Innovate or disintegrate – I had the opportunity to attend an event in March regarding empathetic design presented by The CEO Forum and BIG (Big Ideas on the Gulfcoast) guest speakers Dr. Deena McDonagh and Walter Herbst. Dr. McDonagh is an Associate Professor of Industrial Design in the School of Art + Design at the University of Illinois (Urbana-Champaign) and faculty at the Beckman Institute of Advanced Science and Technology. Mr. Herbst founded Herbst LaZar Bell Inc. in 1962 which has grown into one three largest independently owned product design and development firms in the country.

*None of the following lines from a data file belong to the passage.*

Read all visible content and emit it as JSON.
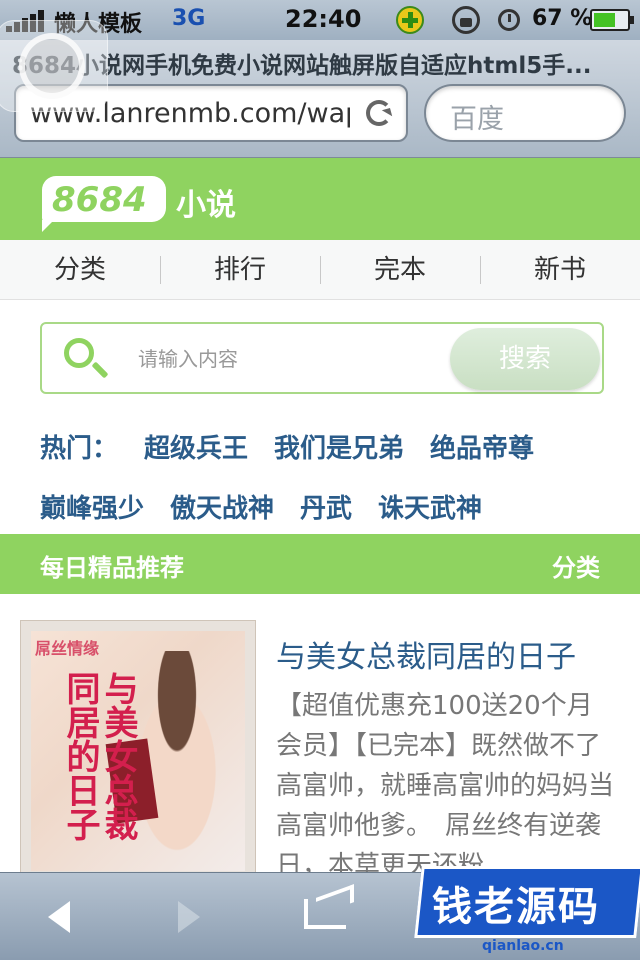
{
  "status_bar": {
    "carrier": "懒人模板",
    "network": "3G",
    "time": "22:40",
    "battery": "67 %",
    "battery_level_percent": 67
  },
  "browser": {
    "page_title": "8684小说网手机免费小说网站触屏版自适应html5手...",
    "url": "www.lanrenmb.com/wap",
    "search_placeholder": "百度"
  },
  "site": {
    "logo_number": "8684",
    "logo_text": "小说",
    "accent_color": "#8fd360"
  },
  "nav": {
    "items": [
      {
        "label": "分类"
      },
      {
        "label": "排行"
      },
      {
        "label": "完本"
      },
      {
        "label": "新书"
      }
    ]
  },
  "search": {
    "placeholder": "请输入内容",
    "button": "搜索"
  },
  "hot": {
    "label": "热门：",
    "keywords": [
      "超级兵王",
      "我们是兄弟",
      "绝品帝尊",
      "巅峰强少",
      "傲天战神",
      "丹武",
      "诛天武神"
    ]
  },
  "recommend": {
    "title": "每日精品推荐",
    "more": "分类"
  },
  "book": {
    "title": "与美女总裁同居的日子",
    "description": "【超值优惠充100送20个月会员】【已完本】既然做不了高富帅，就睡高富帅的妈妈当高富帅他爹。　屌丝终有逆袭日，本草更天还粉",
    "cover_tag": "屌丝情缘",
    "cover_title": "与美女总裁同居的日子"
  },
  "watermark": {
    "text": "钱老源码",
    "url": "qianlao.cn"
  }
}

The two focused their talk on the growing emphasis technology usability plays in the consumer marketplace. What I found most compelling was learning how our assumptions and design concepts are being put to the test. Dr. McDonagh shared a few very interesting case studies including everything from how we use a roll of toilet paper to how we tattoo ourselves with brands like Harley Davidson.

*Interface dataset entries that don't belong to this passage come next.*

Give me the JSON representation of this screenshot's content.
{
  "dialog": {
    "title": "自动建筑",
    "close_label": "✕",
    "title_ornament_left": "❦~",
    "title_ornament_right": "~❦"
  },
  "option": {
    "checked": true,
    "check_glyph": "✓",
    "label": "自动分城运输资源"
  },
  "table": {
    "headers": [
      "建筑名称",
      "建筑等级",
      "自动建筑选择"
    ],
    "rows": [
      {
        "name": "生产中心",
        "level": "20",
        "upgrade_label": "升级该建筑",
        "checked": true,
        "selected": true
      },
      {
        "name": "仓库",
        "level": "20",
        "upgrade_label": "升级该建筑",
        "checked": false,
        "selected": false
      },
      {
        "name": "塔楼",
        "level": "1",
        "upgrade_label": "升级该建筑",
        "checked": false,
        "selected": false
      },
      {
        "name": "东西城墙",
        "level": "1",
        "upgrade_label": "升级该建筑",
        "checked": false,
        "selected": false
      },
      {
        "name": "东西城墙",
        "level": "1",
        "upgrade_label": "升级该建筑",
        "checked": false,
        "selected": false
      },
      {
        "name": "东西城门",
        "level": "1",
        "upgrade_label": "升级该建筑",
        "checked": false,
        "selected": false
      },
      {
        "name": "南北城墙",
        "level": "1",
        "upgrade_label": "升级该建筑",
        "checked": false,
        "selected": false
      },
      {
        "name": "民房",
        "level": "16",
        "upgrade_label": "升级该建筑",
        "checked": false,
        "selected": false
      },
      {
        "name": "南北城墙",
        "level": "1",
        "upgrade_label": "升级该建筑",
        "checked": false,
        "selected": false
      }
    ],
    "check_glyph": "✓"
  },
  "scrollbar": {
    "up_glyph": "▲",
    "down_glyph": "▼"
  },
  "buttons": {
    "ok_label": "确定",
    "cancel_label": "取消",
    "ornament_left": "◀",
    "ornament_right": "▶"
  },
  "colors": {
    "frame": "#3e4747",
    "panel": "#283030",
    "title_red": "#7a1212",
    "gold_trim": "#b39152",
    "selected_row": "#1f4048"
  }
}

She emphasized in one of her examples that it was clear the designers were men and the women’s perspective was never taken into consideration in designing the product. She went on to illustrate how the product was useful and well intended but the lack of understanding and efficacy for the user in the design and implementation of the concept left quite a few people with the inability to fully use the technology as it was intended.

Design and technology forms the basis of manufacturing of every product we encounter. If you really sit down and think about the amount of effort it takes to get a product from initial concept through the design phase into production and finally to store shelves, it’s a wonder things ever make it to market.

Another very interesting design test you can perform is to intentionally deprive yourself from some of your sensory abilities and see how your experience is altered. One of the examples given was regarding hearing. Did you know that impairing your hearing while consuming food will alter your experience? It might even completely change how you experience the act of dining. You should try this one and let me know about your experience.

The other example is to tape all four of your fingers together and try to do simple things like writing a letter or talking on the phone. You will quickly discover how the design of the objects you’re using works or doesn’t work. Ask yourself if you feel attention was placed on the design or conceptualization of the technology. From the phone device itself, to how you use a hairbrush, or a pen for writing a letter.

Good design and good technology is the responsibility of the developer, the designer, and the manufacturer to challenge the norm and go beyond what’s expected. Understanding the empathetic component in how we design products and services and how the end user will experience our creations is imperative in our ability connect with the consumer.